Skip to main content

GhostWire: Tokyo dev who gave us the feel-good moment of E3 has left the project

(Image credit: Future)

GhostWire: Tokyo creative director Ikumi Nakamura made a big and very positive splash when she presented the announcement trailer during Bethesda's press conference at E3 2019. "Everything about her presentation was perfect, from her groan-inducing jokes and nervous comments about the number of people in the audience to the dance she did before revealing the GhostWire: Tokyo trailer," we said in our description of her wonderfully wholesome moment on the stage. "It was a ray of sunshine in an otherwise mundane conference."

The game itself looks good too. It's an "action-adventure game in which you'll fight paranormal enemies and rid the city of supernatural evil," which isn't the most original idea ever, but the trailer was stylish as hell and "spooky" without tripping into outright horror. What kind of game GhostWire will actually be isn't know yet, but Nakamura said that gameplay will be different from the survival-horror style that developer Tango Gameworks is known for. 

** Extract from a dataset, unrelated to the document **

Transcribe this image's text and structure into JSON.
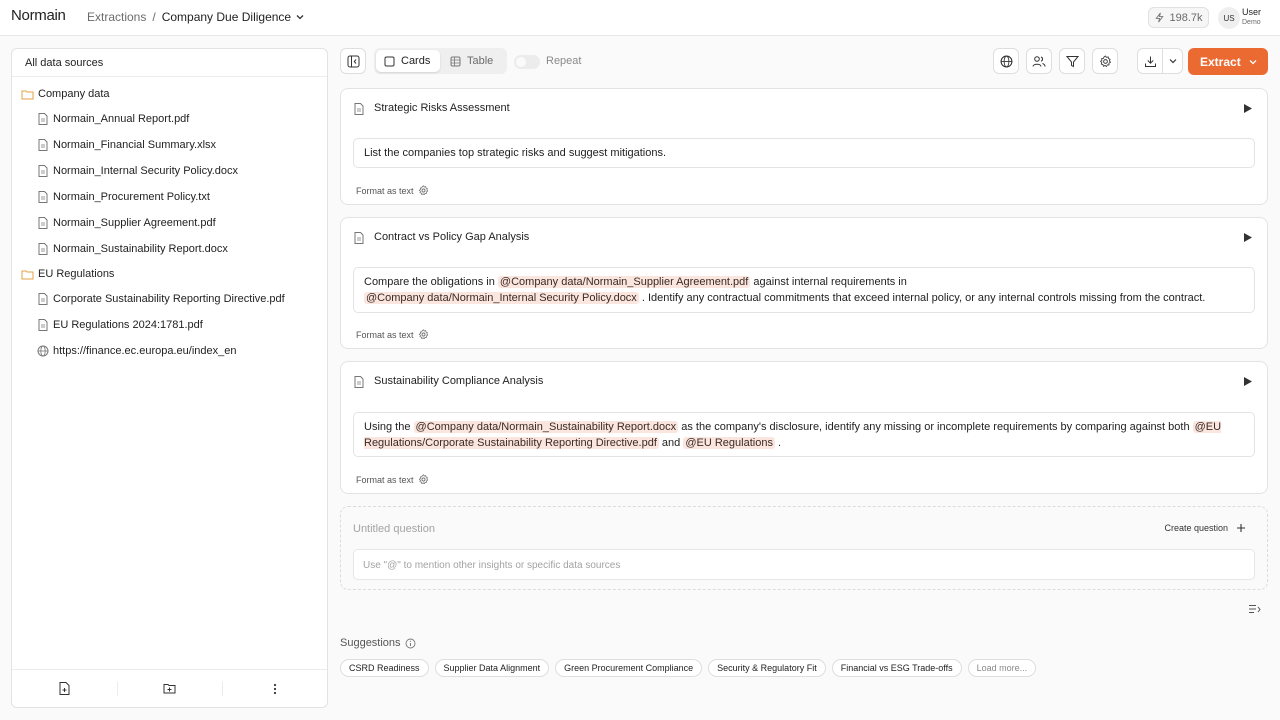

Overall, it was a very successful presentation for a promising game, which is why it seems so strange that just a few months later, she's moving on to other things.

The tweet is a little muddled thanks to the language barrier, but Bethesda confirmed that Nakamura has left the studio and is no longer working on GhostWire: Tokyo. "We can confirm that Nakamura-san has decided to leave Tango and we wish her the best of luck in whatever is next for her," a rep said. "Tango continues to be led by the legendary Shinji Mikami and his talented team in the development of Ghostwire: Tokyo. We look forward to sharing more on what they’re creating in the coming months."

"I DO NOT want to forget appreciation and respect to everything," Nakamura wrote in a followup tweet. "I've also decided to proceed to the new world I can keep myself happy and somebody require me. Now the huge world is showing me infinite possibilities, like an open world video game. Life in NOT linear. :)"

Andy covers the day-to-day happenings in the big, wide world of PC gaming—the stuff we call "news." In his off hours, he wishes he had time to play the 80-hour RPGs and immersive sims he used to love so much.